Lululemon Athletica, based in Vancouver, said it wants to eventually expand the number of stores in North America from 81 to more than 300 with new markets in Hawaii, Texas, Florida and Washington, D.C.
Kenneth Cole Productions Inc. in New York closed six stores in 2007 and budgets six more closures in the coming months. However, it will add an unspecified number of units to its 42 outlet stores.
After shuttering its urban chain D.e.m.o. and footwear chain One Thousand Steps, Pacific Sunwear of California said by March it will unveil 138 of its namesake board sport-centric stores with a refurbished format, which includes bigger fitting rooms for women, better lighting and more table displays. The company will then redo 75 stores a year. PacSun’s goal is to increase its junior business to 50 percent from 46 percent, which is lower than the share held by competitors, including Hollister Co., Aéropostale Inc. and American Eagle Outfitters Inc. PacSun chair and ceo Sally Kasaks said the Anaheim, Calif.-based company is “certainly going beyond the tomboy image that was associated with PacSun.”
The children’s market is also a growth opportunity for American Eagle. Best known for its namesake teen chain, the Pittsburgh-based retailer is launching a children’s apparel retail concept called 77kids by American Eagle for youngsters between the ages of two and 10. The company plans to make the first sale at 77kids.com by fall with a rollout of the store next year.

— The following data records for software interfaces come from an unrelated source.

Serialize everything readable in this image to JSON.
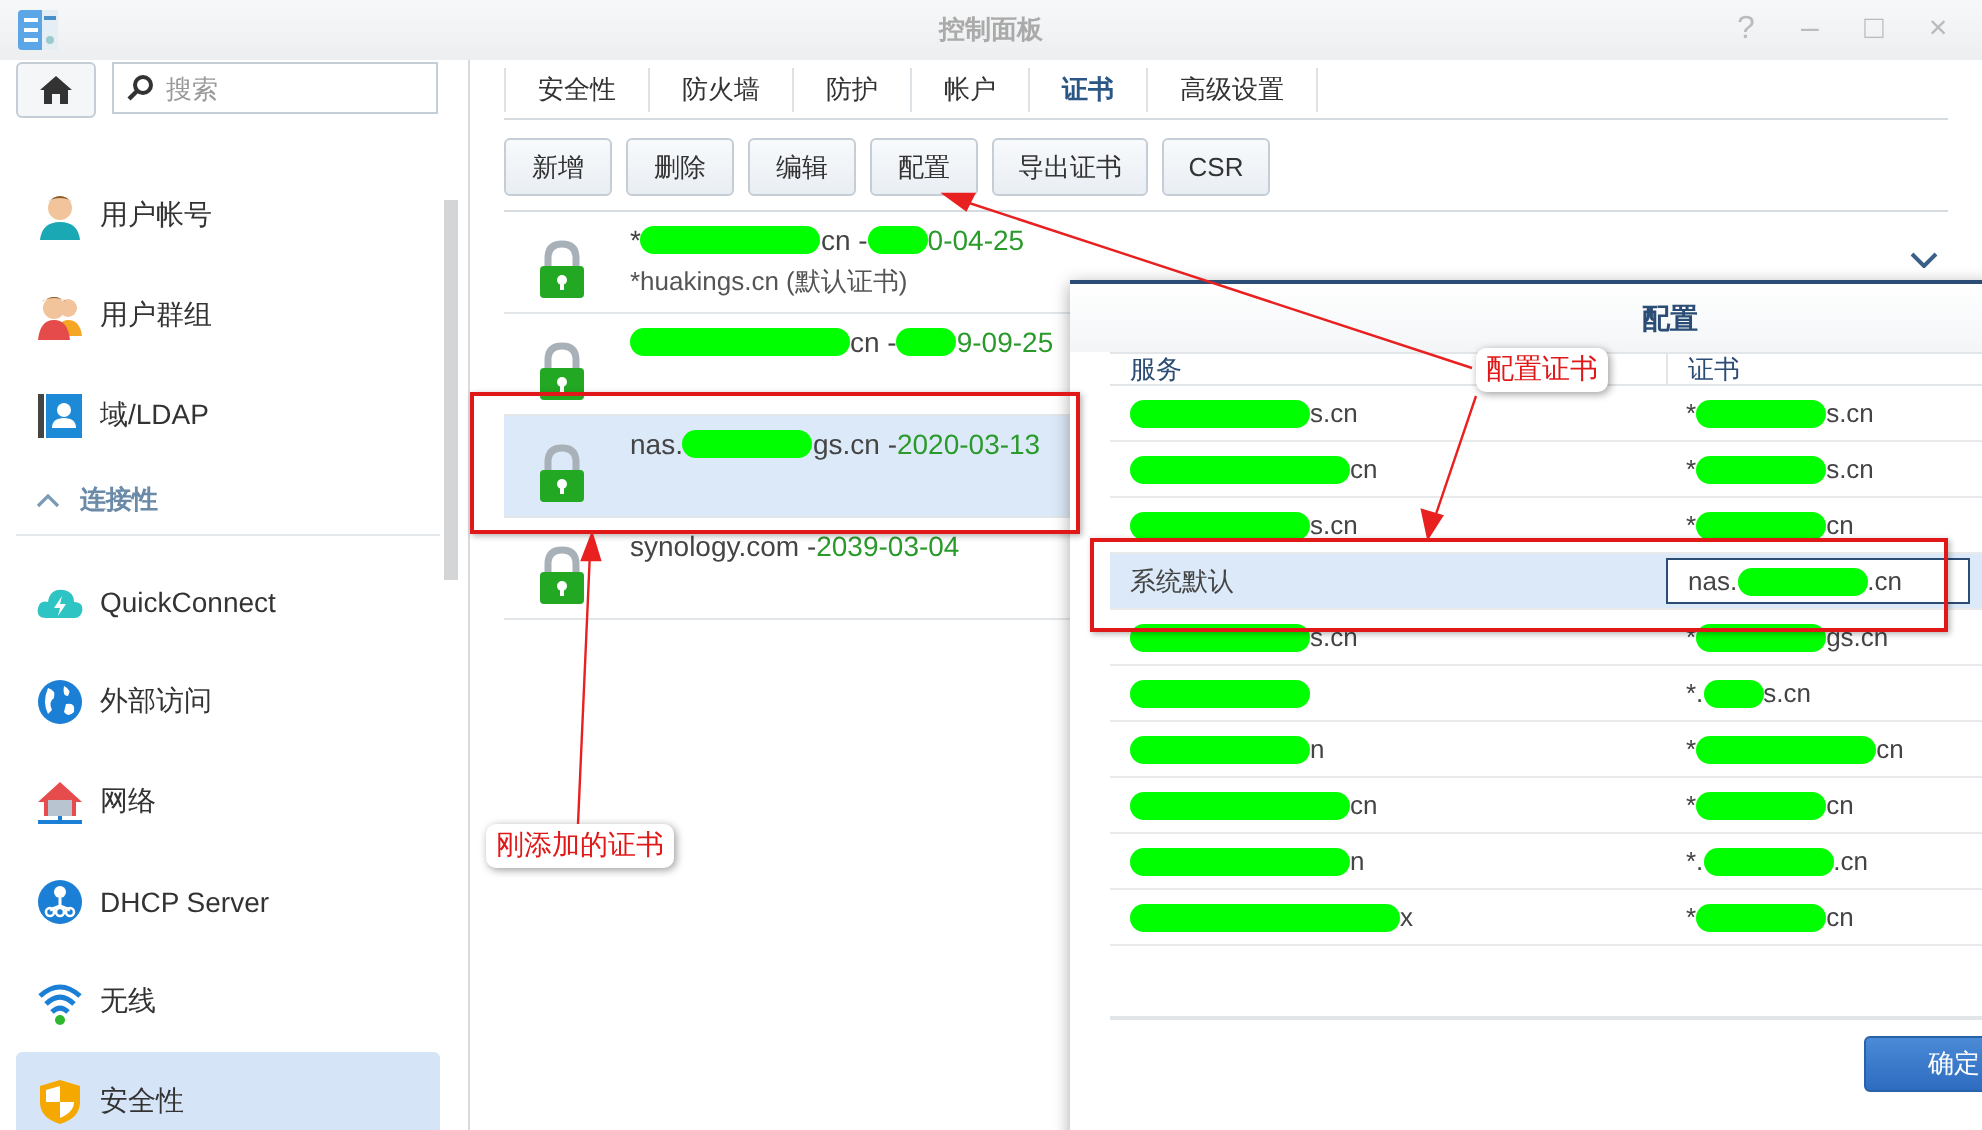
{
  "window": {
    "title": "控制面板",
    "controls": [
      "?",
      "–",
      "□",
      "×"
    ]
  },
  "search": {
    "placeholder": "搜索"
  },
  "sidebar": {
    "items": [
      {
        "kind": "item",
        "label": "用户帐号",
        "selected": false
      },
      {
        "kind": "item",
        "label": "用户群组",
        "selected": false
      },
      {
        "kind": "item",
        "label": "域/LDAP",
        "selected": false
      },
      {
        "kind": "section",
        "label": "连接性",
        "expanded": true
      },
      {
        "kind": "item",
        "label": "QuickConnect",
        "selected": false
      },
      {
        "kind": "item",
        "label": "外部访问",
        "selected": false
      },
      {
        "kind": "item",
        "label": "网络",
        "selected": false
      },
      {
        "kind": "item",
        "label": "DHCP Server",
        "selected": false
      },
      {
        "kind": "item",
        "label": "无线",
        "selected": false
      },
      {
        "kind": "item",
        "label": "安全性",
        "selected": true
      }
    ]
  },
  "tabs": [
    {
      "label": "安全性",
      "selected": false
    },
    {
      "label": "防火墙",
      "selected": false
    },
    {
      "label": "防护",
      "selected": false
    },
    {
      "label": "帐户",
      "selected": false
    },
    {
      "label": "证书",
      "selected": true
    },
    {
      "label": "高级设置",
      "selected": false
    }
  ],
  "toolbar": [
    "新增",
    "删除",
    "编辑",
    "配置",
    "导出证书",
    "CSR"
  ],
  "certificates": [
    {
      "selected": false,
      "title": [
        {
          "kind": "text",
          "t": "*"
        },
        {
          "kind": "long_mask"
        },
        {
          "kind": "text",
          "t": "cn - "
        },
        {
          "kind": "short_mask"
        },
        {
          "kind": "date",
          "t": "0-04-25"
        }
      ],
      "subtitle": "*huakings.cn (默认证书)"
    },
    {
      "selected": false,
      "title": [
        {
          "kind": "xlong_mask"
        },
        {
          "kind": "text",
          "t": "cn - "
        },
        {
          "kind": "short_mask"
        },
        {
          "kind": "date",
          "t": "9-09-25"
        }
      ]
    },
    {
      "selected": true,
      "title": [
        {
          "kind": "text",
          "t": "nas."
        },
        {
          "kind": "medium_mask"
        },
        {
          "kind": "text",
          "t": "gs.cn - "
        },
        {
          "kind": "date",
          "t": "2020-03-13"
        }
      ]
    },
    {
      "selected": false,
      "title": [
        {
          "kind": "text",
          "t": "synology.com - "
        },
        {
          "kind": "date",
          "t": "2039-03-04"
        }
      ]
    }
  ],
  "dialog": {
    "title": "配置",
    "columns": [
      "服务",
      "证书"
    ],
    "button": "确定",
    "rows": [
      {
        "selected": false,
        "service": [
          {
            "kind": "long_mask"
          },
          {
            "kind": "text",
            "t": "s.cn"
          }
        ],
        "certificate": [
          {
            "kind": "text",
            "t": "*"
          },
          {
            "kind": "medium_mask"
          },
          {
            "kind": "text",
            "t": "s.cn"
          }
        ]
      },
      {
        "selected": false,
        "service": [
          {
            "kind": "xlong_mask"
          },
          {
            "kind": "text",
            "t": "cn"
          }
        ],
        "certificate": [
          {
            "kind": "text",
            "t": "*"
          },
          {
            "kind": "medium_mask"
          },
          {
            "kind": "text",
            "t": "s.cn"
          }
        ]
      },
      {
        "selected": false,
        "service": [
          {
            "kind": "long_mask"
          },
          {
            "kind": "text",
            "t": "s.cn"
          }
        ],
        "certificate": [
          {
            "kind": "text",
            "t": "*"
          },
          {
            "kind": "medium_mask"
          },
          {
            "kind": "text",
            "t": "cn"
          }
        ]
      },
      {
        "selected": true,
        "service": [
          {
            "kind": "text",
            "t": "系统默认"
          }
        ],
        "certificate": [
          {
            "kind": "text",
            "t": "nas."
          },
          {
            "kind": "medium_mask"
          },
          {
            "kind": "text",
            "t": ".cn"
          }
        ]
      },
      {
        "selected": false,
        "service": [
          {
            "kind": "long_mask"
          },
          {
            "kind": "text",
            "t": "s.cn"
          }
        ],
        "certificate": [
          {
            "kind": "text",
            "t": "*"
          },
          {
            "kind": "medium_mask"
          },
          {
            "kind": "text",
            "t": "gs.cn"
          }
        ]
      },
      {
        "selected": false,
        "service": [
          {
            "kind": "long_mask"
          }
        ],
        "certificate": [
          {
            "kind": "text",
            "t": "*."
          },
          {
            "kind": "short_mask"
          },
          {
            "kind": "text",
            "t": "s.cn"
          }
        ]
      },
      {
        "selected": false,
        "service": [
          {
            "kind": "long_mask"
          },
          {
            "kind": "text",
            "t": "n"
          }
        ],
        "certificate": [
          {
            "kind": "text",
            "t": "*"
          },
          {
            "kind": "long_mask"
          },
          {
            "kind": "text",
            "t": "cn"
          }
        ]
      },
      {
        "selected": false,
        "service": [
          {
            "kind": "xlong_mask"
          },
          {
            "kind": "text",
            "t": "cn"
          }
        ],
        "certificate": [
          {
            "kind": "text",
            "t": "*"
          },
          {
            "kind": "medium_mask"
          },
          {
            "kind": "text",
            "t": "cn"
          }
        ]
      },
      {
        "selected": false,
        "service": [
          {
            "kind": "xlong_mask"
          },
          {
            "kind": "text",
            "t": "n"
          }
        ],
        "certificate": [
          {
            "kind": "text",
            "t": "*."
          },
          {
            "kind": "medium_mask"
          },
          {
            "kind": "text",
            "t": ".cn"
          }
        ]
      },
      {
        "selected": false,
        "service": [
          {
            "kind": "xxlong_mask"
          },
          {
            "kind": "text",
            "t": "x"
          }
        ],
        "certificate": [
          {
            "kind": "text",
            "t": "*"
          },
          {
            "kind": "medium_mask"
          },
          {
            "kind": "text",
            "t": "cn"
          }
        ]
      }
    ]
  },
  "annotations": {
    "callouts": [
      "配置证书",
      "刚添加的证书"
    ]
  }
}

Apparel is a better market than equipment. Board sport behemoth Quiksilver said its fiscal first-quarter loss will be larger than anticipated because retail business in Europe and the U.S. was softer and stores weren’t eager to reorder skis and other gear. The Huntington Beach, Calif.-based company forecasts a first-quarter loss of 9 to 12 cents a share. Revenue is expected to increase 10 percent to $2.43 billion, with apparel growing 20 percent to $2.04 billion, while equipment fell 22 percent to $379 million. Quiksilver wants to boost revenue with the launch of a young contemporary line marketed under the flagship brand for the fall selling season. The first shipment starts in July.
Another promising category is accessories. IT Holding SpA, the Italian company that owns Gianfranco Ferré and Malo and holds the licenses for Versace Jeans Couture and other brands, wants to capitalize on consumer demand by developing accessories for Malo. J. Crew plans to offer more hair accessories and jewelry. American Eagle also identified accessories, including bags and footwear, as the next area of growth.
Marshal Cohen, chief industry analyst for The NPD Group, the market research firm based in Port Washington, N.Y., predicted that the accessories market won’t grow as much in 2008. But he said accessories have trumped apparel because a consumer will pick clothes after selecting the accessory.